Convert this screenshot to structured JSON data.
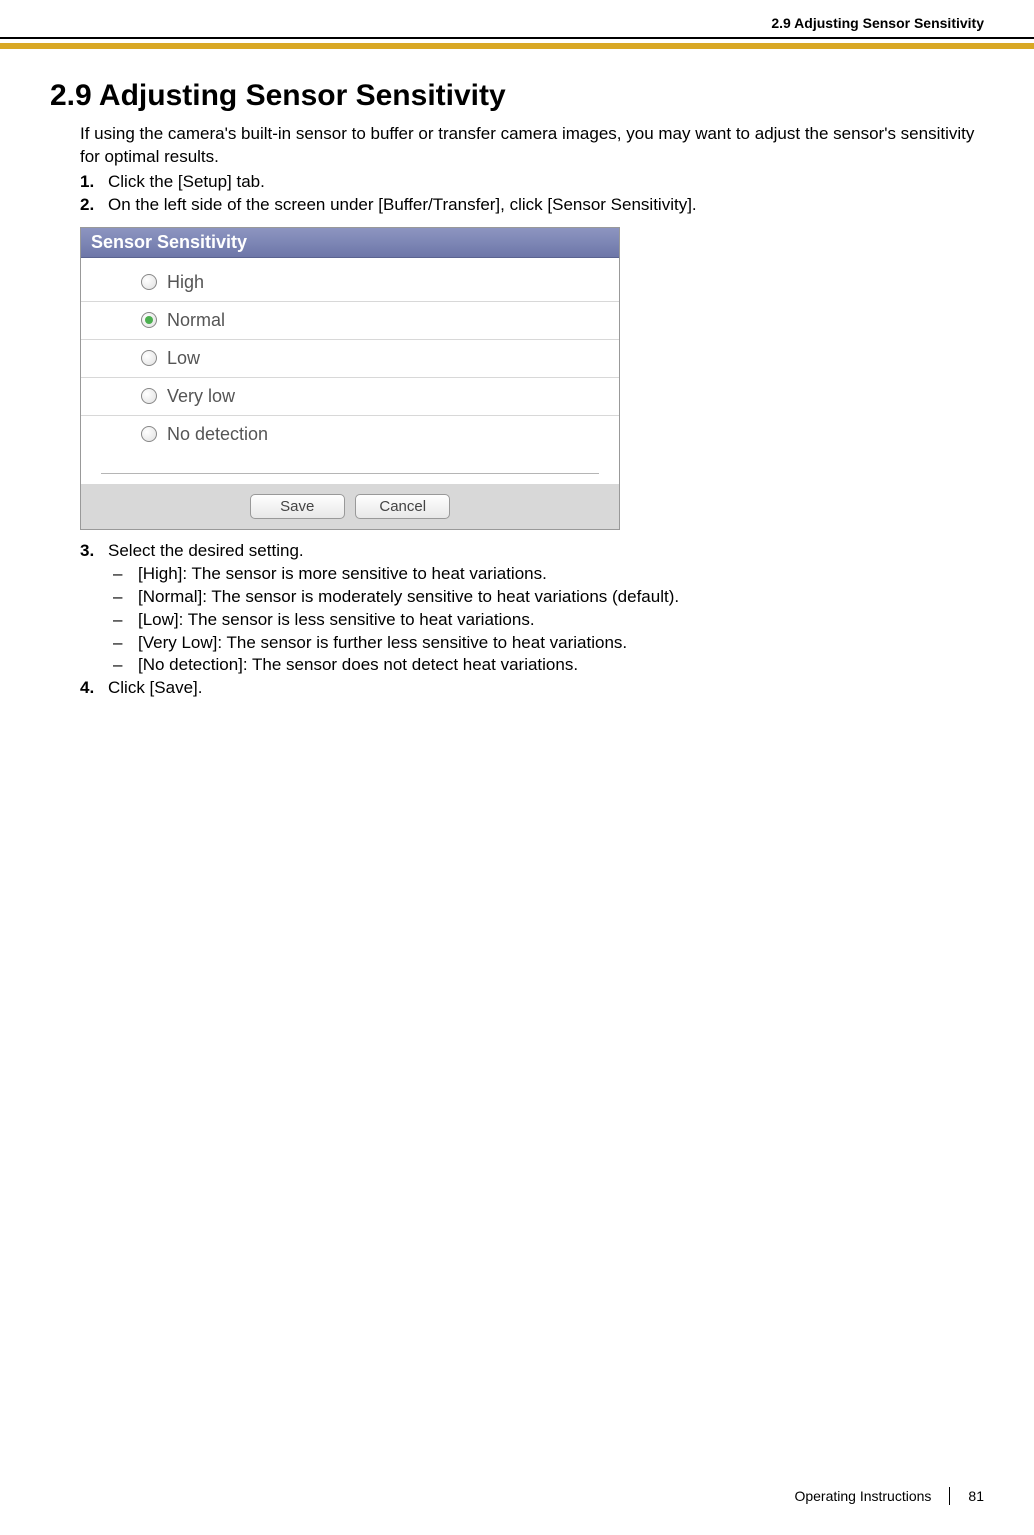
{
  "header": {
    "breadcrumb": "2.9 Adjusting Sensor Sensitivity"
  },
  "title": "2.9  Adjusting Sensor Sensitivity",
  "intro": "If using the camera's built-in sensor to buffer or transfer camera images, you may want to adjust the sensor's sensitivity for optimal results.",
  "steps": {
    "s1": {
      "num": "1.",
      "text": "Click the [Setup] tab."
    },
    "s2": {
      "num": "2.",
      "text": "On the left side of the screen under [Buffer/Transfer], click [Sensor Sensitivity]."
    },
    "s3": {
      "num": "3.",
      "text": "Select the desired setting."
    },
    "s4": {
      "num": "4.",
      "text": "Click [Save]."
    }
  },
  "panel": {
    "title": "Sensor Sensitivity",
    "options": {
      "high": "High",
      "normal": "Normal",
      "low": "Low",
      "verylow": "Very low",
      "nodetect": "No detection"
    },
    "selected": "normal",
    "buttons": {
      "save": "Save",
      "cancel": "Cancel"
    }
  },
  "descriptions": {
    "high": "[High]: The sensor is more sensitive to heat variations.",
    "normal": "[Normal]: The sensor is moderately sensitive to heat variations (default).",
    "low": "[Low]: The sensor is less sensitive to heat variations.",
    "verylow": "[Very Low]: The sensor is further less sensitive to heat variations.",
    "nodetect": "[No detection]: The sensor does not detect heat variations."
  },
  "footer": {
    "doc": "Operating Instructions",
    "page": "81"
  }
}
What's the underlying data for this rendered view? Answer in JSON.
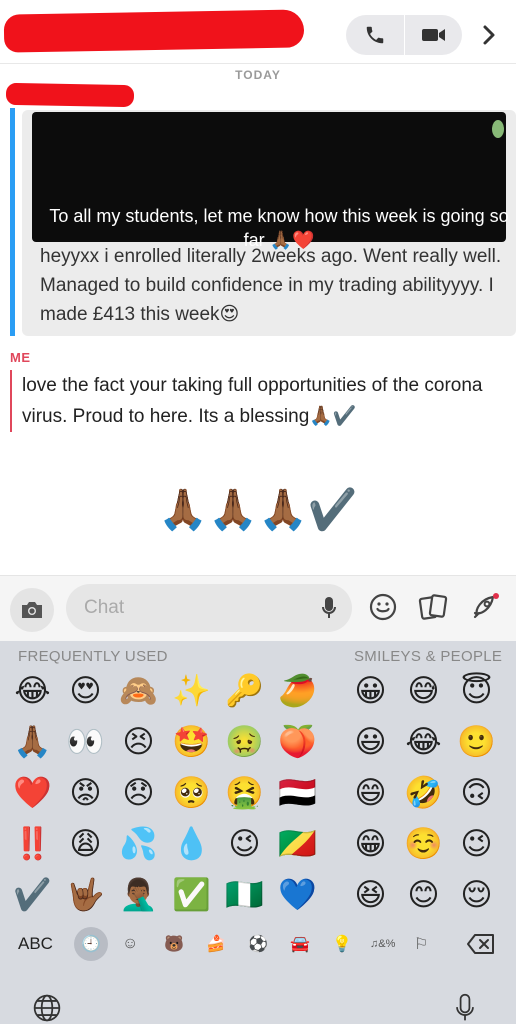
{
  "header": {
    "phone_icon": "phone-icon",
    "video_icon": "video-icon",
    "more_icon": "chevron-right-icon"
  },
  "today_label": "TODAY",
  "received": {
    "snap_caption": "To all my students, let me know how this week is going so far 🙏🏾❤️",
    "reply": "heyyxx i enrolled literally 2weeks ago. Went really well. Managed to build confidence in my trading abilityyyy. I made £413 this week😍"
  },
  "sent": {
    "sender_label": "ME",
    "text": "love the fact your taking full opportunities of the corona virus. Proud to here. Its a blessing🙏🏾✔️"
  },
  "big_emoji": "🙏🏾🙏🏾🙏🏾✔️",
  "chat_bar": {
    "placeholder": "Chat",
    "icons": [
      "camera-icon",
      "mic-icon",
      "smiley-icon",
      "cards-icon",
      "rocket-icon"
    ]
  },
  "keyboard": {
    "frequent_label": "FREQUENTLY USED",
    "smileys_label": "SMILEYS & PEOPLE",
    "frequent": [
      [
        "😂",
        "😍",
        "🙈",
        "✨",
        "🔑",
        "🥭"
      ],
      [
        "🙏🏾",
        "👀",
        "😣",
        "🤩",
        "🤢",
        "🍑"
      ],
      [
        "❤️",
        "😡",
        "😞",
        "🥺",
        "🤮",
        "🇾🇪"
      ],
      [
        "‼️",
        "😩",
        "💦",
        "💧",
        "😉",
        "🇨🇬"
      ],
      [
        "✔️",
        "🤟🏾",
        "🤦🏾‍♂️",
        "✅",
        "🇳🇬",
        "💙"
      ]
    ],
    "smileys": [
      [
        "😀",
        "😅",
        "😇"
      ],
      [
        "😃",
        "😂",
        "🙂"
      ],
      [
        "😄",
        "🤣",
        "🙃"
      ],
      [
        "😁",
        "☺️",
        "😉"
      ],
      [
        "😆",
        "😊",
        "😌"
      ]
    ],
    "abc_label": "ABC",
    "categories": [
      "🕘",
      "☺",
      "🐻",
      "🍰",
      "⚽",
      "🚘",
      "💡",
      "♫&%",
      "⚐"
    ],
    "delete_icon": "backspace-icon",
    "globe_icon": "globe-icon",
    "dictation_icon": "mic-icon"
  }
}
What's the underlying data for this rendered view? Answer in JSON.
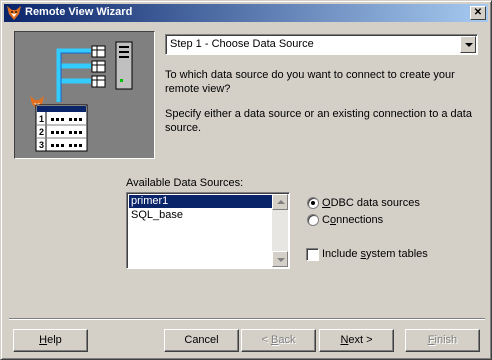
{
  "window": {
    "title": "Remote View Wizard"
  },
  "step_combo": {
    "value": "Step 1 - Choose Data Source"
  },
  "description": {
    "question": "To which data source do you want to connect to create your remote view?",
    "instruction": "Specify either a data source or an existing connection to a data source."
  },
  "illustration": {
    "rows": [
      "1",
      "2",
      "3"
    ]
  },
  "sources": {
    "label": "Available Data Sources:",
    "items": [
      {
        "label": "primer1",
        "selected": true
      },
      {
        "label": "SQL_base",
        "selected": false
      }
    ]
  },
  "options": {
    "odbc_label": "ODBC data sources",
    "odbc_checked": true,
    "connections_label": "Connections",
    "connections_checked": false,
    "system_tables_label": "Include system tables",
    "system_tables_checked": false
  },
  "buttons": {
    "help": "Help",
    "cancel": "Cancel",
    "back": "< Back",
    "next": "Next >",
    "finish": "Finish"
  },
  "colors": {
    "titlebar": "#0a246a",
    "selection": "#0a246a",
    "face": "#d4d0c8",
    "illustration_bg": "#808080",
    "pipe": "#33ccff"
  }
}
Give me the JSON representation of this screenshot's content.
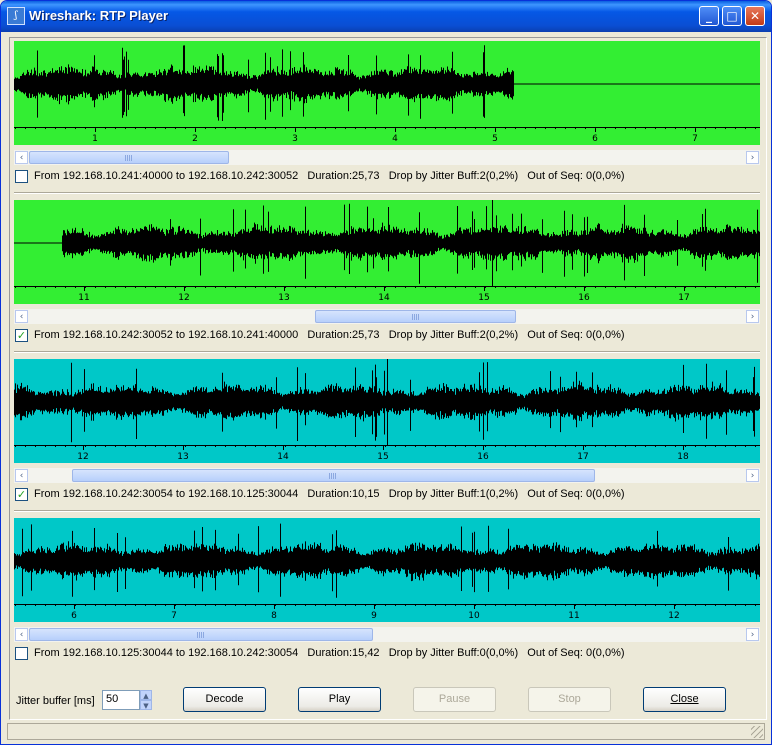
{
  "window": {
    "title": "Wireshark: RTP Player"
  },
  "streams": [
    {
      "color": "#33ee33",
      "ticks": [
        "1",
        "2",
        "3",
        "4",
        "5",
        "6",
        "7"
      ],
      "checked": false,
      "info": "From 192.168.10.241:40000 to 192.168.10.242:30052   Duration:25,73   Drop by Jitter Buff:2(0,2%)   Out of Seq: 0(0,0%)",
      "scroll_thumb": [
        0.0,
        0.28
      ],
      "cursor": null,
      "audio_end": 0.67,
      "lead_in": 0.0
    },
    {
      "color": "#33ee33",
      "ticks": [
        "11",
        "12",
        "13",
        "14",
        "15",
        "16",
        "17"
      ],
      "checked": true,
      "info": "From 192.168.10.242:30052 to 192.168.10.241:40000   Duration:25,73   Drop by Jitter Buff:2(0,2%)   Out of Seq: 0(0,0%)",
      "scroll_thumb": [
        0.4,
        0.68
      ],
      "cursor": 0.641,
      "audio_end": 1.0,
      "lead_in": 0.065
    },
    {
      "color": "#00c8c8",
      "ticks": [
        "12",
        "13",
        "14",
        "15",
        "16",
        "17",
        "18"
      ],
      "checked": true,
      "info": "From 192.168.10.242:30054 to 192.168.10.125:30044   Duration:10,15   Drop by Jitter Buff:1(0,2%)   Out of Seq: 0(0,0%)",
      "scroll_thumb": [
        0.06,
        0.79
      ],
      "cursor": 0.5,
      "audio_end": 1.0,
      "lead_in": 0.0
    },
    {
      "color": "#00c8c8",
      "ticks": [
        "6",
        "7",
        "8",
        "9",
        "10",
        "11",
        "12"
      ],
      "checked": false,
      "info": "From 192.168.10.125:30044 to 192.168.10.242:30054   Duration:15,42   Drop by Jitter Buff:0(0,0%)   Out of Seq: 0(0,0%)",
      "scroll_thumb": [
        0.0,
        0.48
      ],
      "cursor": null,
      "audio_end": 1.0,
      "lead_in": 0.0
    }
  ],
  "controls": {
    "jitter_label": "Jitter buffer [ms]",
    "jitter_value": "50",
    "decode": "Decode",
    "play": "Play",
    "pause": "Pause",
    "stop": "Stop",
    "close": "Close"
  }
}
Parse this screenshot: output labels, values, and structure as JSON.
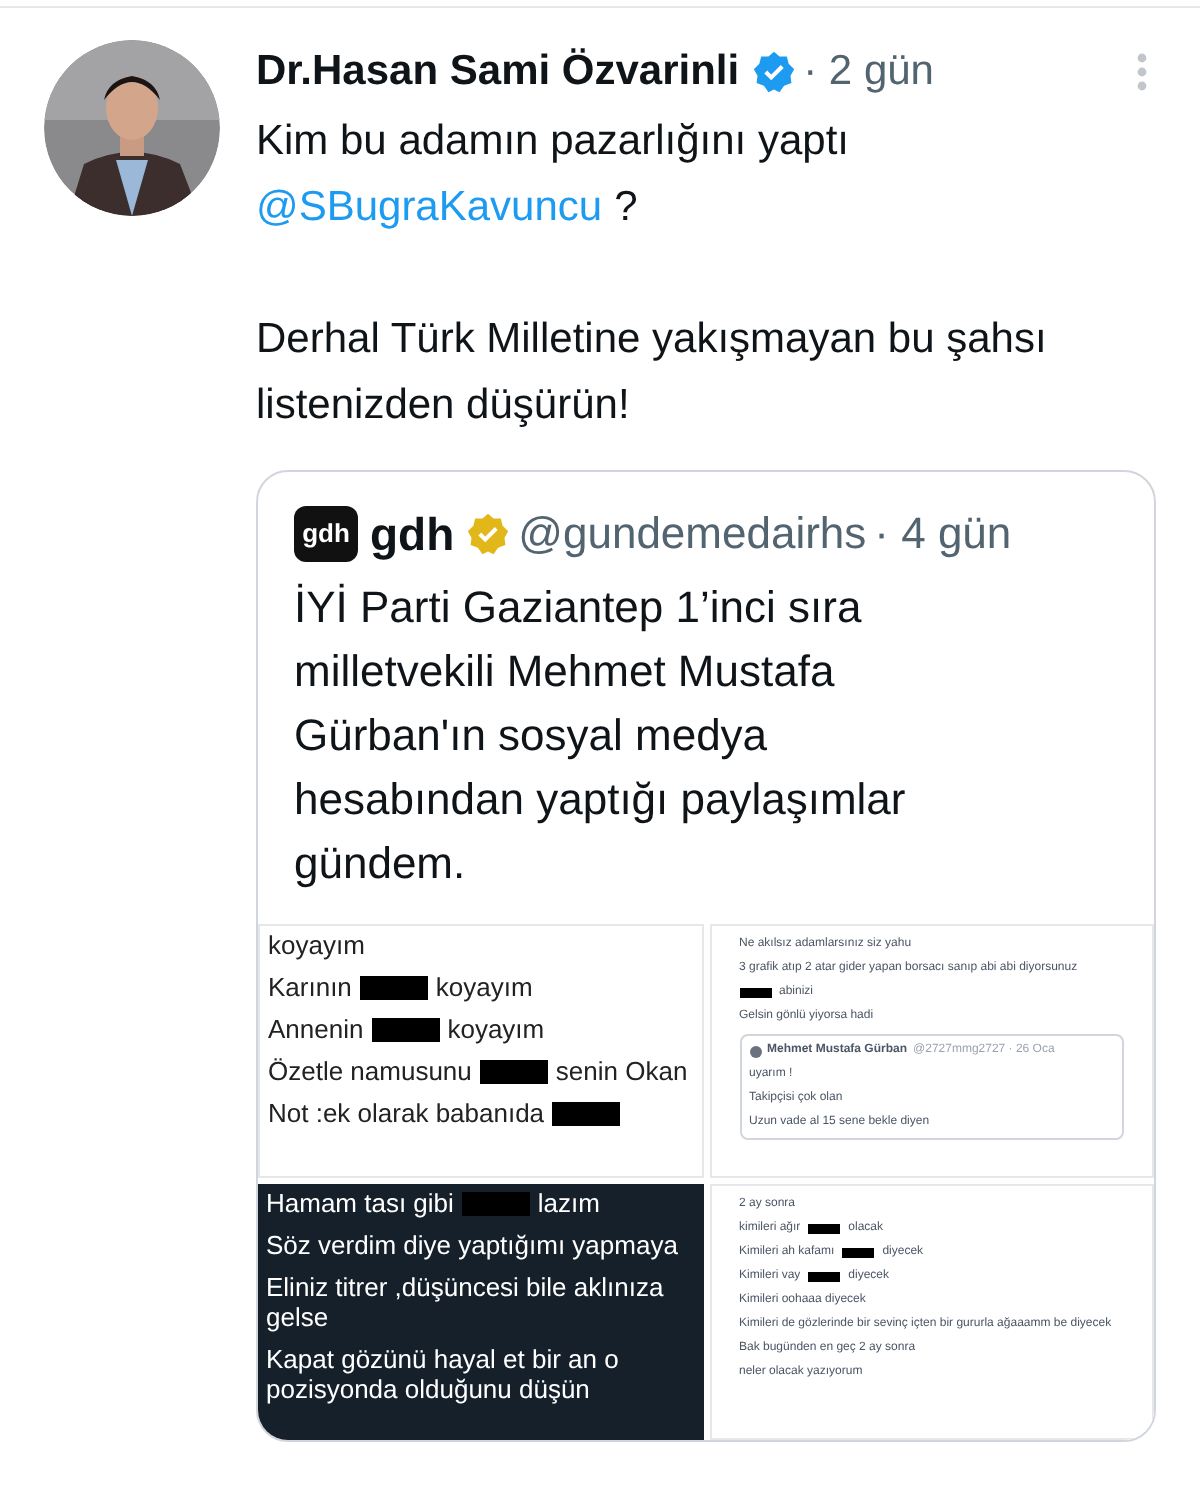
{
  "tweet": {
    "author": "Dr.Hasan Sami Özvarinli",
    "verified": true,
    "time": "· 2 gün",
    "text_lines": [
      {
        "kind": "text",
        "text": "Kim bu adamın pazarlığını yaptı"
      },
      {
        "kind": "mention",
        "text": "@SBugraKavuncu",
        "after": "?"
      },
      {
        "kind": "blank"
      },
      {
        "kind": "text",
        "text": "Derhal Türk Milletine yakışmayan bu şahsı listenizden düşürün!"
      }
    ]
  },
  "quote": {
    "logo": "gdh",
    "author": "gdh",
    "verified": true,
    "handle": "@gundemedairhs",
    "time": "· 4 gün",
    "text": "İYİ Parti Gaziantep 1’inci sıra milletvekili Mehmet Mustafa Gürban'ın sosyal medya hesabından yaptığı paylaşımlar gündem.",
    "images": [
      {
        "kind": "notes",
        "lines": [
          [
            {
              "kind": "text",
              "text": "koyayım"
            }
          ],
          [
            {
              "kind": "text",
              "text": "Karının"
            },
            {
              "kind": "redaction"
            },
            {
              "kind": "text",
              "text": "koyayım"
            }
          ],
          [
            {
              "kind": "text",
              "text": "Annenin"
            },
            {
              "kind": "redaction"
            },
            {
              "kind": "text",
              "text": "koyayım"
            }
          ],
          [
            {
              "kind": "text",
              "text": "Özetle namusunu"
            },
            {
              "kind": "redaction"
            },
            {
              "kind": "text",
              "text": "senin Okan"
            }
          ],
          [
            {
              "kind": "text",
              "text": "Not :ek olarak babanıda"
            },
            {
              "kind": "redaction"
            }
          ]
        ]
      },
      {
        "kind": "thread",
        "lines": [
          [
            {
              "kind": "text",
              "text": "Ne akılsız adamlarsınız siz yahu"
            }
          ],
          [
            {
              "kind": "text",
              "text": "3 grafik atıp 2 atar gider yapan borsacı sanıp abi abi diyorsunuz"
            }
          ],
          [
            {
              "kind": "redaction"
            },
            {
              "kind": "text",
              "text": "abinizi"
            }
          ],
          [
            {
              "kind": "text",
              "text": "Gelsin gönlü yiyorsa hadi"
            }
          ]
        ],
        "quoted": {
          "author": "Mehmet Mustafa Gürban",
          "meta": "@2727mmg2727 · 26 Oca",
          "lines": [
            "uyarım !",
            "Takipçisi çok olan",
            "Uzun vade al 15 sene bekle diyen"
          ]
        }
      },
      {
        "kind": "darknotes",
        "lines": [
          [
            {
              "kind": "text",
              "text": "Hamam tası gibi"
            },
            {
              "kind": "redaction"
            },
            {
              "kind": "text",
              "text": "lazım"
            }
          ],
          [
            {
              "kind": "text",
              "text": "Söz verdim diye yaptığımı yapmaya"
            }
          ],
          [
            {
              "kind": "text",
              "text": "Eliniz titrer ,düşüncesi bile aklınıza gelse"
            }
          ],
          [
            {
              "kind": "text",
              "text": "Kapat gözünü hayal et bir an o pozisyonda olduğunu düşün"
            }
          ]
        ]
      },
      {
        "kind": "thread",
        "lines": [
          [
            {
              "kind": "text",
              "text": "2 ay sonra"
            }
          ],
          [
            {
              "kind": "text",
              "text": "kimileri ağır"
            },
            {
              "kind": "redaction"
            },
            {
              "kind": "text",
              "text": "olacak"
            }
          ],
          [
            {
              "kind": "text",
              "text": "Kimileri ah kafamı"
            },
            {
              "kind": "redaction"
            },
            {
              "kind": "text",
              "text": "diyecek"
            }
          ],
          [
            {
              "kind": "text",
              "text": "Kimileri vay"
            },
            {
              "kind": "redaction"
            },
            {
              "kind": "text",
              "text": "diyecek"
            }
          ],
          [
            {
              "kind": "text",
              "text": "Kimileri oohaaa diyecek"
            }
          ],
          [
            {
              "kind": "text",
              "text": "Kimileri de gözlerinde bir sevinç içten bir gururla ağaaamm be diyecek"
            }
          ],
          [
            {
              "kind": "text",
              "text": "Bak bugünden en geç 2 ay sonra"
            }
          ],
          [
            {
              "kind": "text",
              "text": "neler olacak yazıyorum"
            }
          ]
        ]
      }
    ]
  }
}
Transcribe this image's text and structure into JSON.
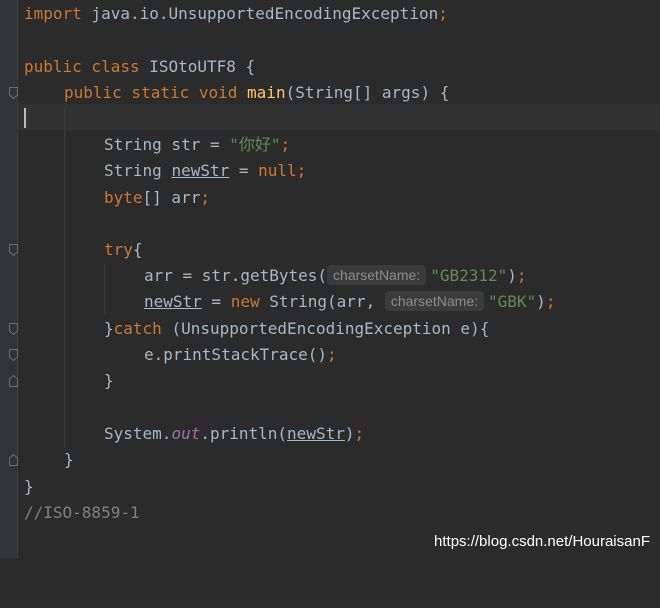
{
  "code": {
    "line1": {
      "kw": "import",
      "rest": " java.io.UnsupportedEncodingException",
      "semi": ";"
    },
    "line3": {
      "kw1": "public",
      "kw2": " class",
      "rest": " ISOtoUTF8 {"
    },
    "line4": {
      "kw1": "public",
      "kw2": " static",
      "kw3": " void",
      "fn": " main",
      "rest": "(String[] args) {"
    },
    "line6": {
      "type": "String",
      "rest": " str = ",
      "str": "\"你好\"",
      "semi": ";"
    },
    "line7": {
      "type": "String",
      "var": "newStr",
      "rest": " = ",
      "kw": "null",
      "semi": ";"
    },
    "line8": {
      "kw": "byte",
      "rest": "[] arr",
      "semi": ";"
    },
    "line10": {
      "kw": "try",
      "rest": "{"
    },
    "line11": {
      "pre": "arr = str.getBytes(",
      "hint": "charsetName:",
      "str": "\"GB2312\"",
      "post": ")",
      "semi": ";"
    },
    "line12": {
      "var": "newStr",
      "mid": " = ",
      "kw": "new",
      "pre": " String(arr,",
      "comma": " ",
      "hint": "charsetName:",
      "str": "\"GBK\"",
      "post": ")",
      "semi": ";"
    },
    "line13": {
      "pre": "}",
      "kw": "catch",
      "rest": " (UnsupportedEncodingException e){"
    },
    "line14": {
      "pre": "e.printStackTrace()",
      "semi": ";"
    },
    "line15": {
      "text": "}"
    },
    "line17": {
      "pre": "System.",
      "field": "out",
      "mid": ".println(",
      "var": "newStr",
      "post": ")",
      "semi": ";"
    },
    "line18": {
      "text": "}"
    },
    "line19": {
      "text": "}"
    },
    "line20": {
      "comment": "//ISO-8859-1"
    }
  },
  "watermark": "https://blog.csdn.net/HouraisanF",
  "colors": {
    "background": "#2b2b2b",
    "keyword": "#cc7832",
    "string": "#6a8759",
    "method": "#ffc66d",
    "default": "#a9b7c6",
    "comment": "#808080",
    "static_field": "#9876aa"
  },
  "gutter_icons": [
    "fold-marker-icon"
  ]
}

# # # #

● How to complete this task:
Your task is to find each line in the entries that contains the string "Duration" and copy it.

● Result for this exercise:
      "info": "From 192.168.10.241:40000 to 192.168.10.242:30052   Duration:25,73   Drop by Jitter Buff:2(0,2%)   Out of Seq: 0(0,0%)",
      "info": "From 192.168.10.242:30052 to 192.168.10.241:40000   Duration:25,73   Drop by Jitter Buff:2(0,2%)   Out of Seq: 0(0,0%)",
      "info": "From 192.168.10.242:30054 to 192.168.10.125:30044   Duration:10,15   Drop by Jitter Buff:1(0,2%)   Out of Seq: 0(0,0%)",
      "info": "From 192.168.10.125:30044 to 192.168.10.242:30054   Duration:15,42   Drop by Jitter Buff:0(0,0%)   Out of Seq: 0(0,0%)",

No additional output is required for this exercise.